[Dataset rows for apps and sites]

-- -- --

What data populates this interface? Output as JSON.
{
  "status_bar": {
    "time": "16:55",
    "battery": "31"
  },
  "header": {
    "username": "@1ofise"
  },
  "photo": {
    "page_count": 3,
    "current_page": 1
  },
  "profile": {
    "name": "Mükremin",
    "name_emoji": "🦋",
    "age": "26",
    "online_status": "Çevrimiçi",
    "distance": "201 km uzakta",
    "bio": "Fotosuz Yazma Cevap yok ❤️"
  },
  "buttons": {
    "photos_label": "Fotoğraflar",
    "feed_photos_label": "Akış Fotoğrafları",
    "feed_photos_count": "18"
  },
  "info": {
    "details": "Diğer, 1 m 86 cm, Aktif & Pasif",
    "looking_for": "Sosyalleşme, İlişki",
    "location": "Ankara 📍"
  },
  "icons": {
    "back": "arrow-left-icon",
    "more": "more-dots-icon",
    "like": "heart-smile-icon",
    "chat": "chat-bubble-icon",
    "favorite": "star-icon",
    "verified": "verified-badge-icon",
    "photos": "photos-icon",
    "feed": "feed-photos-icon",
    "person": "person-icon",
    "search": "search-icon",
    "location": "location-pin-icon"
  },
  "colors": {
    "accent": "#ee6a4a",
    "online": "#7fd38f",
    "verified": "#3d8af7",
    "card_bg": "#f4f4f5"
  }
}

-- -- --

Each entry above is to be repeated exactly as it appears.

What data populates this interface? Output as JSON.
{
  "status_bar": {
    "time": "16:55",
    "battery": "31"
  },
  "header": {
    "username": "@1ofise"
  },
  "photo": {
    "page_count": 3,
    "current_page": 1
  },
  "profile": {
    "name": "Mükremin",
    "name_emoji": "🦋",
    "age": "26",
    "online_status": "Çevrimiçi",
    "distance": "201 km uzakta",
    "bio": "Fotosuz Yazma Cevap yok ❤️"
  },
  "buttons": {
    "photos_label": "Fotoğraflar",
    "feed_photos_label": "Akış Fotoğrafları",
    "feed_photos_count": "18"
  },
  "info": {
    "details": "Diğer, 1 m 86 cm, Aktif & Pasif",
    "looking_for": "Sosyalleşme, İlişki",
    "location": "Ankara 📍"
  },
  "icons": {
    "back": "arrow-left-icon",
    "more": "more-dots-icon",
    "like": "heart-smile-icon",
    "chat": "chat-bubble-icon",
    "favorite": "star-icon",
    "verified": "verified-badge-icon",
    "photos": "photos-icon",
    "feed": "feed-photos-icon",
    "person": "person-icon",
    "search": "search-icon",
    "location": "location-pin-icon"
  },
  "colors": {
    "accent": "#ee6a4a",
    "online": "#7fd38f",
    "verified": "#3d8af7",
    "card_bg": "#f4f4f5"
  }
}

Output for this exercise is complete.